── Records provided ──

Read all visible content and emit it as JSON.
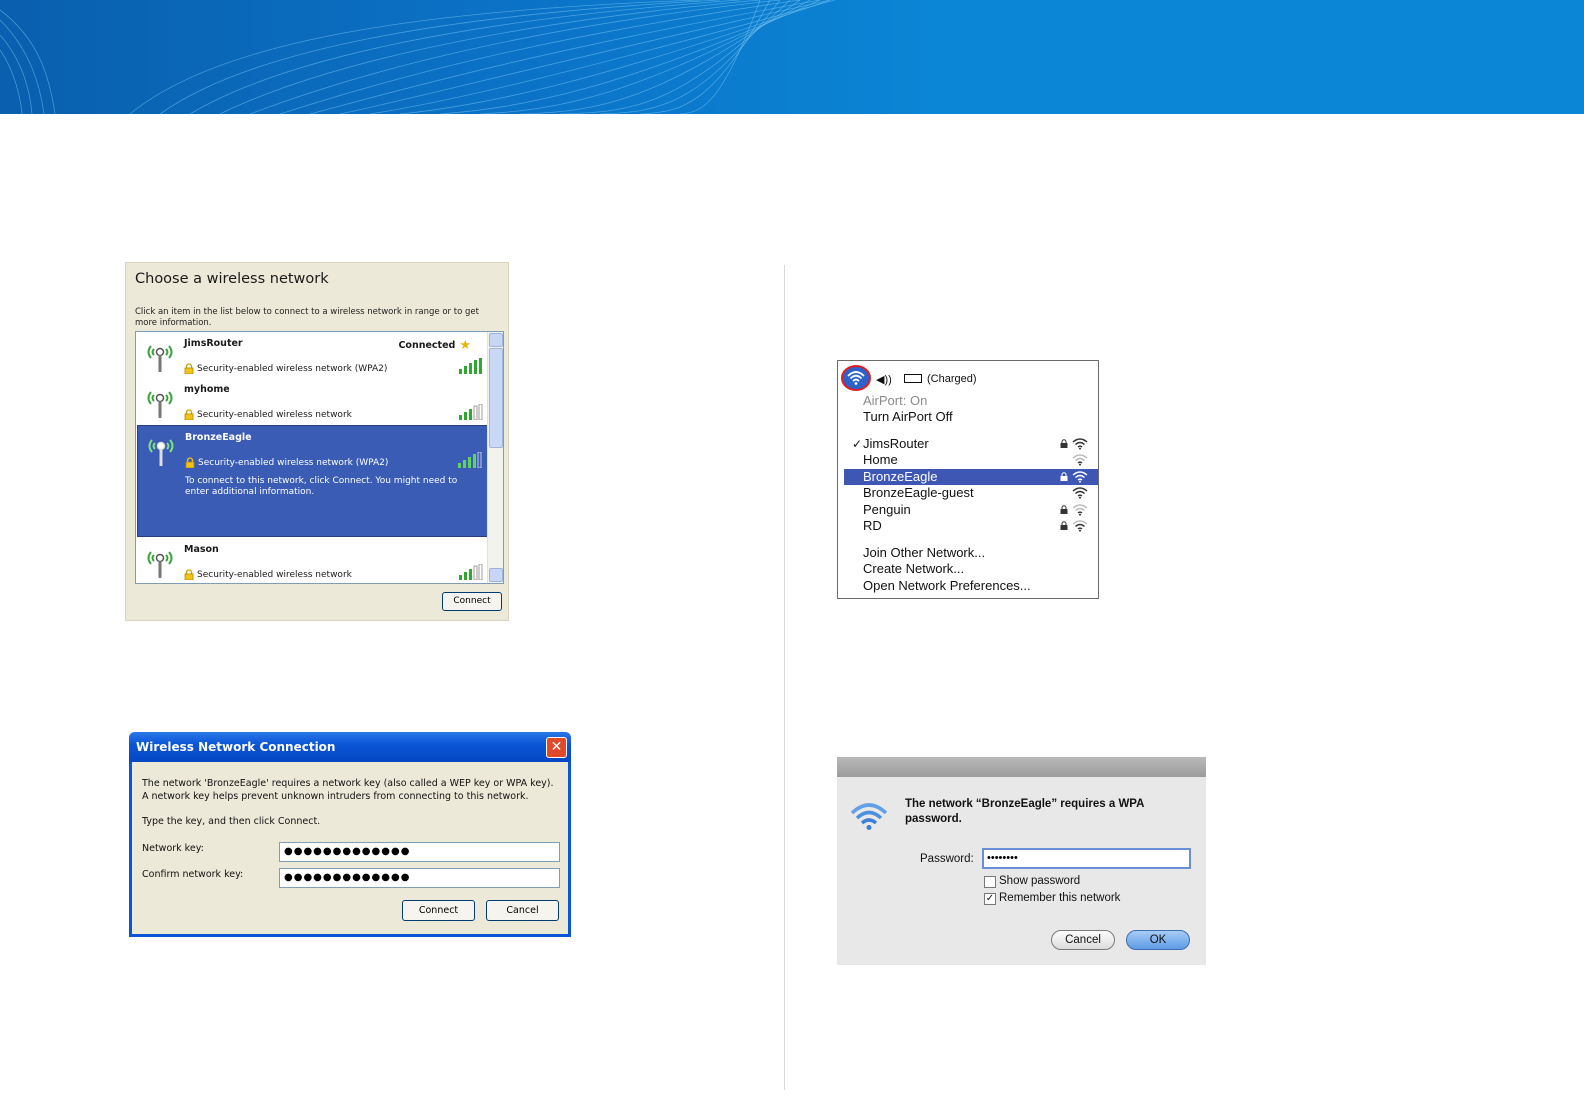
{
  "xp_choose": {
    "title": "Choose a wireless network",
    "instructions": "Click an item in the list below to connect to a wireless network in range or to get more information.",
    "networks": [
      {
        "name": "JimsRouter",
        "security": "Security-enabled wireless network (WPA2)",
        "status": "Connected",
        "signal_bars": 5
      },
      {
        "name": "myhome",
        "security": "Security-enabled wireless network",
        "status": "",
        "signal_bars": 3
      },
      {
        "name": "BronzeEagle",
        "security": "Security-enabled wireless network (WPA2)",
        "status": "",
        "signal_bars": 4,
        "hint": "To connect to this network, click Connect. You might need to enter additional information."
      },
      {
        "name": "Mason",
        "security": "Security-enabled wireless network",
        "status": "",
        "signal_bars": 3
      }
    ],
    "connect_label": "Connect"
  },
  "xp_dialog": {
    "title": "Wireless Network Connection",
    "message": "The network 'BronzeEagle' requires a network key (also called a WEP key or WPA key). A network key helps prevent unknown intruders from connecting to this network.",
    "message2": "Type the key, and then click Connect.",
    "network_key_label": "Network key:",
    "network_key_value": "●●●●●●●●●●●●●",
    "confirm_key_label": "Confirm network key:",
    "confirm_key_value": "●●●●●●●●●●●●●",
    "connect_label": "Connect",
    "cancel_label": "Cancel"
  },
  "mac_menu": {
    "charged": "(Charged)",
    "airport_status": "AirPort: On",
    "turn_off": "Turn AirPort Off",
    "networks": [
      {
        "name": "JimsRouter",
        "checked": true,
        "locked": true,
        "signal": "strong"
      },
      {
        "name": "Home",
        "checked": false,
        "locked": false,
        "signal": "weak"
      },
      {
        "name": "BronzeEagle",
        "checked": false,
        "locked": true,
        "signal": "strong",
        "selected": true
      },
      {
        "name": "BronzeEagle-guest",
        "checked": false,
        "locked": false,
        "signal": "strong"
      },
      {
        "name": "Penguin",
        "checked": false,
        "locked": true,
        "signal": "weak"
      },
      {
        "name": "RD",
        "checked": false,
        "locked": true,
        "signal": "weak"
      }
    ],
    "join_other": "Join Other Network...",
    "create": "Create Network...",
    "open_prefs": "Open Network Preferences..."
  },
  "mac_dialog": {
    "message": "The network “BronzeEagle” requires a WPA password.",
    "password_label": "Password:",
    "password_value": "••••••••",
    "show_password": "Show password",
    "show_password_checked": false,
    "remember": "Remember this network",
    "remember_checked": true,
    "cancel_label": "Cancel",
    "ok_label": "OK"
  },
  "colors": {
    "banner": "#0b86d6",
    "xp_selection": "#3a5cb5",
    "mac_selection": "#3f57b4",
    "highlight_circle": "#e02020"
  }
}
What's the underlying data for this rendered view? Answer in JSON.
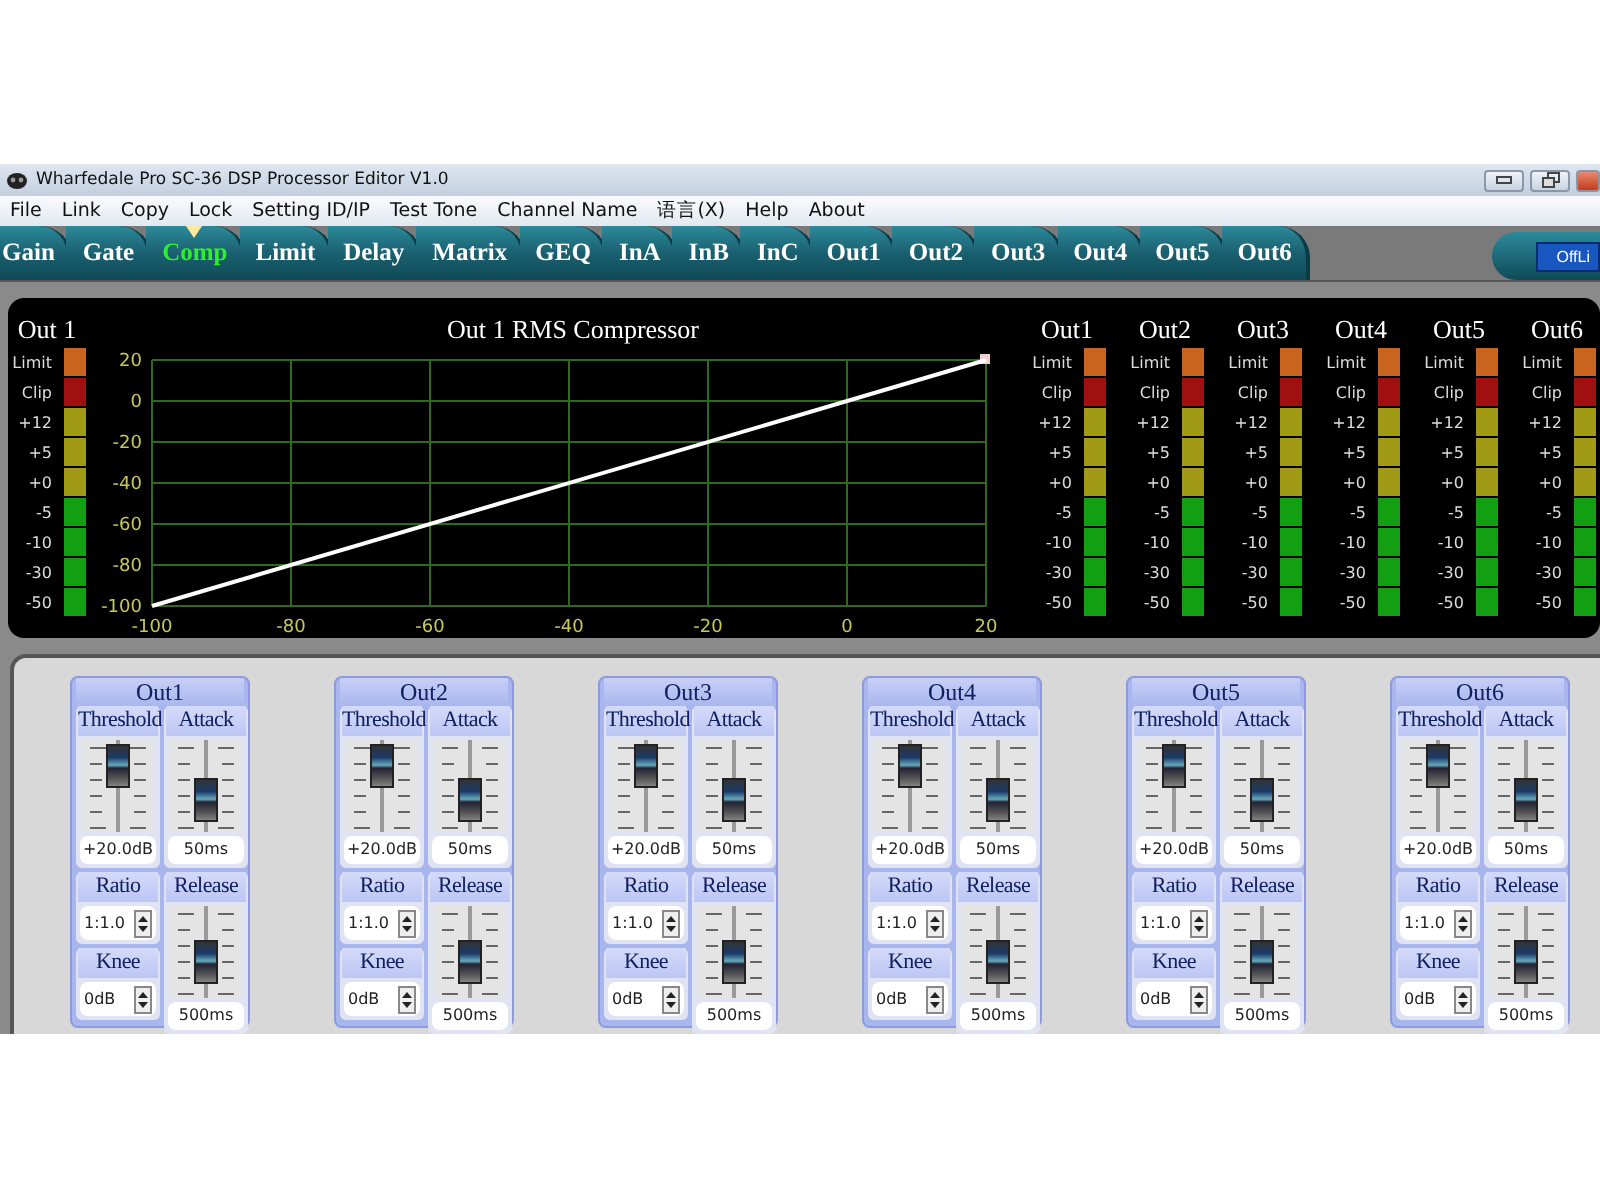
{
  "window": {
    "title": "Wharfedale Pro SC-36 DSP Processor Editor V1.0"
  },
  "menu": [
    "File",
    "Link",
    "Copy",
    "Lock",
    "Setting ID/IP",
    "Test Tone",
    "Channel Name",
    "语言(X)",
    "Help",
    "About"
  ],
  "tabs": [
    {
      "label": "Gain",
      "selected": false
    },
    {
      "label": "Gate",
      "selected": false
    },
    {
      "label": "Comp",
      "selected": true
    },
    {
      "label": "Limit",
      "selected": false
    },
    {
      "label": "Delay",
      "selected": false
    },
    {
      "label": "Matrix",
      "selected": false
    },
    {
      "label": "GEQ",
      "selected": false
    },
    {
      "label": "InA",
      "selected": false
    },
    {
      "label": "InB",
      "selected": false
    },
    {
      "label": "InC",
      "selected": false
    },
    {
      "label": "Out1",
      "selected": false
    },
    {
      "label": "Out2",
      "selected": false
    },
    {
      "label": "Out3",
      "selected": false
    },
    {
      "label": "Out4",
      "selected": false
    },
    {
      "label": "Out5",
      "selected": false
    },
    {
      "label": "Out6",
      "selected": false
    }
  ],
  "status_button": "OffLi",
  "channel_meter": {
    "title": "Out 1",
    "segments": [
      {
        "label": "Limit",
        "color": "#c8641e"
      },
      {
        "label": "Clip",
        "color": "#a01010"
      },
      {
        "label": "+12",
        "color": "#a09a14"
      },
      {
        "label": "+5",
        "color": "#a09a14"
      },
      {
        "label": "+0",
        "color": "#a09a14"
      },
      {
        "label": "-5",
        "color": "#12a012"
      },
      {
        "label": "-10",
        "color": "#12a012"
      },
      {
        "label": "-30",
        "color": "#12a012"
      },
      {
        "label": "-50",
        "color": "#12a012"
      }
    ]
  },
  "chart": {
    "title": "Out 1  RMS Compressor",
    "chart_data": {
      "type": "line",
      "x": [
        -100,
        20
      ],
      "series": [
        {
          "color": "#ffffff",
          "values": [
            -100,
            20
          ]
        }
      ],
      "grid": true,
      "xlim": [
        -100,
        20
      ],
      "ylim": [
        -100,
        20
      ],
      "xticks": [
        -100,
        -80,
        -60,
        -40,
        -20,
        0,
        20
      ],
      "yticks": [
        -100,
        -80,
        -60,
        -40,
        -20,
        0,
        20
      ]
    }
  },
  "meters": [
    {
      "title": "Out1",
      "segments": [
        {
          "label": "Limit",
          "color": "#c8641e"
        },
        {
          "label": "Clip",
          "color": "#a01010"
        },
        {
          "label": "+12",
          "color": "#a09a14"
        },
        {
          "label": "+5",
          "color": "#a09a14"
        },
        {
          "label": "+0",
          "color": "#a09a14"
        },
        {
          "label": "-5",
          "color": "#12a012"
        },
        {
          "label": "-10",
          "color": "#12a012"
        },
        {
          "label": "-30",
          "color": "#12a012"
        },
        {
          "label": "-50",
          "color": "#12a012"
        }
      ]
    },
    {
      "title": "Out2",
      "segments": [
        {
          "label": "Limit",
          "color": "#c8641e"
        },
        {
          "label": "Clip",
          "color": "#a01010"
        },
        {
          "label": "+12",
          "color": "#a09a14"
        },
        {
          "label": "+5",
          "color": "#a09a14"
        },
        {
          "label": "+0",
          "color": "#a09a14"
        },
        {
          "label": "-5",
          "color": "#12a012"
        },
        {
          "label": "-10",
          "color": "#12a012"
        },
        {
          "label": "-30",
          "color": "#12a012"
        },
        {
          "label": "-50",
          "color": "#12a012"
        }
      ]
    },
    {
      "title": "Out3",
      "segments": [
        {
          "label": "Limit",
          "color": "#c8641e"
        },
        {
          "label": "Clip",
          "color": "#a01010"
        },
        {
          "label": "+12",
          "color": "#a09a14"
        },
        {
          "label": "+5",
          "color": "#a09a14"
        },
        {
          "label": "+0",
          "color": "#a09a14"
        },
        {
          "label": "-5",
          "color": "#12a012"
        },
        {
          "label": "-10",
          "color": "#12a012"
        },
        {
          "label": "-30",
          "color": "#12a012"
        },
        {
          "label": "-50",
          "color": "#12a012"
        }
      ]
    },
    {
      "title": "Out4",
      "segments": [
        {
          "label": "Limit",
          "color": "#c8641e"
        },
        {
          "label": "Clip",
          "color": "#a01010"
        },
        {
          "label": "+12",
          "color": "#a09a14"
        },
        {
          "label": "+5",
          "color": "#a09a14"
        },
        {
          "label": "+0",
          "color": "#a09a14"
        },
        {
          "label": "-5",
          "color": "#12a012"
        },
        {
          "label": "-10",
          "color": "#12a012"
        },
        {
          "label": "-30",
          "color": "#12a012"
        },
        {
          "label": "-50",
          "color": "#12a012"
        }
      ]
    },
    {
      "title": "Out5",
      "segments": [
        {
          "label": "Limit",
          "color": "#c8641e"
        },
        {
          "label": "Clip",
          "color": "#a01010"
        },
        {
          "label": "+12",
          "color": "#a09a14"
        },
        {
          "label": "+5",
          "color": "#a09a14"
        },
        {
          "label": "+0",
          "color": "#a09a14"
        },
        {
          "label": "-5",
          "color": "#12a012"
        },
        {
          "label": "-10",
          "color": "#12a012"
        },
        {
          "label": "-30",
          "color": "#12a012"
        },
        {
          "label": "-50",
          "color": "#12a012"
        }
      ]
    },
    {
      "title": "Out6",
      "segments": [
        {
          "label": "Limit",
          "color": "#c8641e"
        },
        {
          "label": "Clip",
          "color": "#a01010"
        },
        {
          "label": "+12",
          "color": "#a09a14"
        },
        {
          "label": "+5",
          "color": "#a09a14"
        },
        {
          "label": "+0",
          "color": "#a09a14"
        },
        {
          "label": "-5",
          "color": "#12a012"
        },
        {
          "label": "-10",
          "color": "#12a012"
        },
        {
          "label": "-30",
          "color": "#12a012"
        },
        {
          "label": "-50",
          "color": "#12a012"
        }
      ]
    }
  ],
  "strips": [
    {
      "title": "Out1",
      "threshold": {
        "label": "Threshold",
        "level": 0.9,
        "value": "+20.0dB"
      },
      "attack": {
        "label": "Attack",
        "level": 0.2,
        "value": "50ms"
      },
      "ratio": {
        "label": "Ratio",
        "value": "1:1.0"
      },
      "knee": {
        "label": "Knee",
        "value": "0dB"
      },
      "release": {
        "label": "Release",
        "level": 0.3,
        "value": "500ms"
      }
    },
    {
      "title": "Out2",
      "threshold": {
        "label": "Threshold",
        "level": 0.9,
        "value": "+20.0dB"
      },
      "attack": {
        "label": "Attack",
        "level": 0.2,
        "value": "50ms"
      },
      "ratio": {
        "label": "Ratio",
        "value": "1:1.0"
      },
      "knee": {
        "label": "Knee",
        "value": "0dB"
      },
      "release": {
        "label": "Release",
        "level": 0.3,
        "value": "500ms"
      }
    },
    {
      "title": "Out3",
      "threshold": {
        "label": "Threshold",
        "level": 0.9,
        "value": "+20.0dB"
      },
      "attack": {
        "label": "Attack",
        "level": 0.2,
        "value": "50ms"
      },
      "ratio": {
        "label": "Ratio",
        "value": "1:1.0"
      },
      "knee": {
        "label": "Knee",
        "value": "0dB"
      },
      "release": {
        "label": "Release",
        "level": 0.3,
        "value": "500ms"
      }
    },
    {
      "title": "Out4",
      "threshold": {
        "label": "Threshold",
        "level": 0.9,
        "value": "+20.0dB"
      },
      "attack": {
        "label": "Attack",
        "level": 0.2,
        "value": "50ms"
      },
      "ratio": {
        "label": "Ratio",
        "value": "1:1.0"
      },
      "knee": {
        "label": "Knee",
        "value": "0dB"
      },
      "release": {
        "label": "Release",
        "level": 0.3,
        "value": "500ms"
      }
    },
    {
      "title": "Out5",
      "threshold": {
        "label": "Threshold",
        "level": 0.9,
        "value": "+20.0dB"
      },
      "attack": {
        "label": "Attack",
        "level": 0.2,
        "value": "50ms"
      },
      "ratio": {
        "label": "Ratio",
        "value": "1:1.0"
      },
      "knee": {
        "label": "Knee",
        "value": "0dB"
      },
      "release": {
        "label": "Release",
        "level": 0.3,
        "value": "500ms"
      }
    },
    {
      "title": "Out6",
      "threshold": {
        "label": "Threshold",
        "level": 0.9,
        "value": "+20.0dB"
      },
      "attack": {
        "label": "Attack",
        "level": 0.2,
        "value": "50ms"
      },
      "ratio": {
        "label": "Ratio",
        "value": "1:1.0"
      },
      "knee": {
        "label": "Knee",
        "value": "0dB"
      },
      "release": {
        "label": "Release",
        "level": 0.3,
        "value": "500ms"
      }
    }
  ]
}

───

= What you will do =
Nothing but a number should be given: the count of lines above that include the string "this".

= Solution below =
4